The stock of the de facto U.S. government-owned bank is up some 300 percent after it cratered at around $1 back in early March.
The over-caffeinated stock maven Jim Cramer keeps calling Citi a “buy, buy, buy” on his nightly CNBC television show. Even the more sober-minded writers at Barron’s are pounding the table a bit, predicting Citi shares could "double in price in three years.”
Time out! It’s far too soon for anyone but stock flippers and fast money hedge funds to buy Citi right now.
That’s because there’s still a world of hurt for Citi in the $83.2 billion in subprime mortgage-backed securities, corporate loans, home loans and commercial real estate mortgages that the bank’s finance team has stuffed neatly into something called the “Special Asset Pool.”
But there’s nothing special at all about these assets. This cesspool of toxic securities and floundering loans is the worst of the stuff that’s been stinking up Citi’s balance sheet.
And these rotting securities and loans represent a good chunk of the $300 billion in problem assets the federal government is guaranteeing under its bailout of the giant bank.
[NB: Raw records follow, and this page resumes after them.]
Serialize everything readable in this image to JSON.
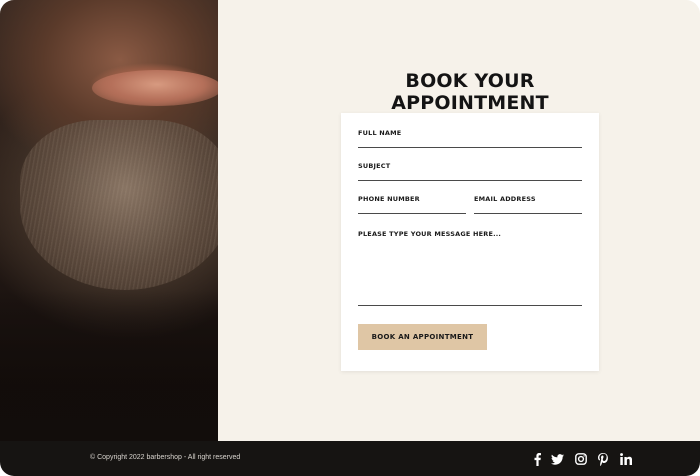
{
  "form": {
    "title": "BOOK YOUR APPOINTMENT",
    "full_name_label": "FULL NAME",
    "subject_label": "SUBJECT",
    "phone_label": "PHONE NUMBER",
    "email_label": "EMAIL ADDRESS",
    "message_label": "PLEASE TYPE YOUR MESSAGE HERE...",
    "submit_label": "BOOK AN APPOINTMENT"
  },
  "footer": {
    "copyright": "© Copyright 2022 barbershop - All right reserved",
    "social": [
      {
        "icon": "facebook-icon"
      },
      {
        "icon": "twitter-icon"
      },
      {
        "icon": "instagram-icon"
      },
      {
        "icon": "pinterest-icon"
      },
      {
        "icon": "linkedin-icon"
      }
    ]
  },
  "colors": {
    "background": "#f6f2ea",
    "button": "#dfc6a5",
    "footer": "#161412",
    "text": "#141414"
  }
}
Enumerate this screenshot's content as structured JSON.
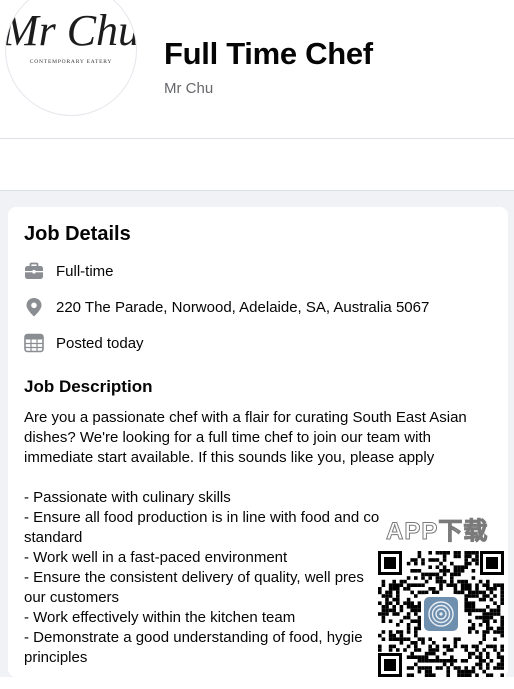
{
  "header": {
    "logo_script": "Mr Chu",
    "logo_tagline": "CONTEMPORARY EATERY",
    "job_title": "Full Time Chef",
    "company": "Mr Chu"
  },
  "job_details": {
    "title": "Job Details",
    "items": [
      {
        "icon": "briefcase-icon",
        "text": "Full-time"
      },
      {
        "icon": "location-pin-icon",
        "text": "220 The Parade, Norwood, Adelaide, SA, Australia 5067"
      },
      {
        "icon": "calendar-icon",
        "text": "Posted today"
      }
    ]
  },
  "job_description": {
    "title": "Job Description",
    "lines": [
      "Are you a passionate chef with a flair for curating South East Asian",
      "dishes? We're looking for a full time chef to join our team with",
      "immediate start available. If this sounds like you, please apply",
      "",
      "- Passionate with culinary skills",
      "- Ensure all food production is in line with food and co",
      "standard",
      "- Work well in a fast-paced environment",
      "- Ensure the consistent delivery of quality, well pres",
      "our customers",
      "- Work effectively within the kitchen team",
      "- Demonstrate a good understanding of food, hygie",
      "principles"
    ]
  },
  "overlay": {
    "label": "APP下载",
    "qr_icon": "fingerprint-icon"
  },
  "colors": {
    "page_bg": "#f0f2f5",
    "card_bg": "#ffffff",
    "secondary_text": "#65676b",
    "icon_gray": "#8a8d91"
  }
}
Yet what the cheerleaders for Citi sometimes forget is that the struggling bank must absorb up to $39.5 billion of the “first loss” on those troubled assets. To date, Citi says it has incurred $5.3 billion in losses on this pool of toxic assets — meaning the bank has another $34 billion in losses to soak up before the taxpayers start footing the bill.
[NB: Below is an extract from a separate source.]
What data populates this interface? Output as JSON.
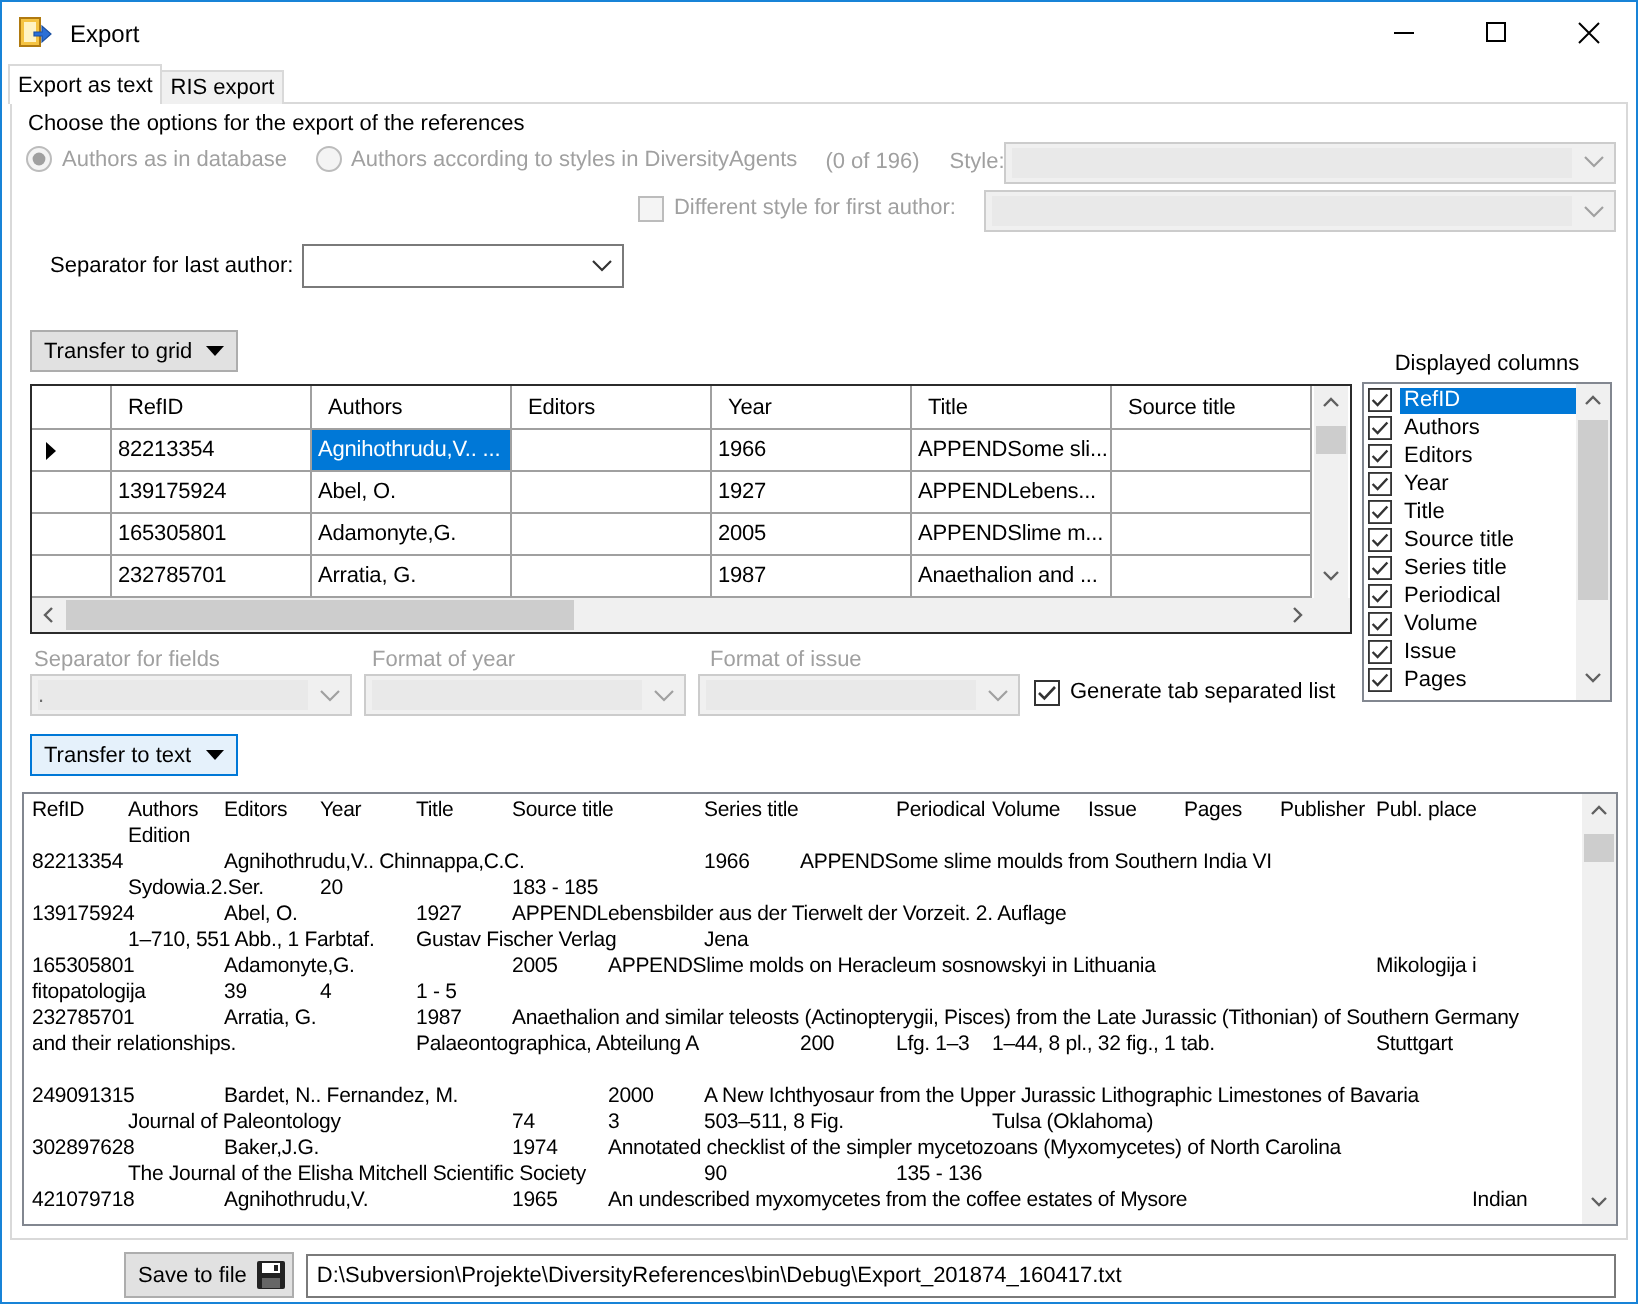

And the way things look today, Citi is looking at a good deal more losses to come from its Special Asset Pool.
For starters, Citi still sits on a rather sizable portfolio of subprime-backed collateralized debt obligations — the dubious securities that helped spark the financial crisis.
At last count, Citi valued its CDO portfolio at $9.6 billion, a 56 percent decline from the value the bank placed on those securities last summer. To protect itself against a potential default on those CDOs, Citi has hedged its exposure with some $4.5 billion in credit default swaps.
But unfortunately for Citi, it didn’t buy those insurance-like derivatives from American International Group (NYSE:AIG), another big bailout recipient.
If Citi had been shrewd enough to have done business with AIG, it would have been able to sell its CDOs at face value to an entity set up by the Federal Reserve, just like Goldman Sachs (NYSE:GS), Deutsche Bank (NYSE:DB) and Merrill Lynch (NYSE:BAC) and other big banks did. In a flash, Citi’s CDO problem would have disappeared.
Citi, however, had the misfortune of purchasing its CDS from Ambac Financial Group (ABK), a bond insurer that many see as being on its last legs. The bond research firm CreditSights says Ambac “may run out of capital sometime in 2013.”
Many others think Ambac’s demise could come much sooner. On August 7, Ambac, which trades around $1, reported a larger than expected $2.4 billion second-quarter loss.
A collapse of Ambac would render the CDS that Citi holds on its CDOs all but worthless. (For related news click here).
To date, Citi, which declined to comment on its CDO exposure, has written down the value of those insurance-like derivatives by more than $1 billion, according to regulatory filings.
Even if Ambac survives in some fashion, Citi is likely looking at additional write-downs on those contracts, and potentially on the underlying CDOs they are supposed to insure.
Citi also could take more hits on some $6.2 billion in private equity investments and $8.5 billion in loans that financed debt-laden buyouts. The bank also reports having some $10 billion in Alt-A mortgages — a home loan that’s a step above subprime — and $8.3 billion in still largely untradeable auction-rate securities.
To be fair, Citi has been aggressive in writing down the value of its $10 billion in so-called Alt-A home loans to $1.7 billion. The bank has been equally aggressive in reducing its exposure to commercial real estate loans. The bank has marked down the bulk of its $28 billion in commercial real estate-related assets to $5.1 billion.
So it would require substantial defaults in both categories of loans for Citi to incur large losses.
But to say Citi isn’t going to suffer any more losses in this pool of toxic assets is way premature. And none of this analysis has focused on the $183 billion in loans to cash-strapped consumers on Citi’s books that could still go bust.
In short, the safest bet on Citi shares is still a short one.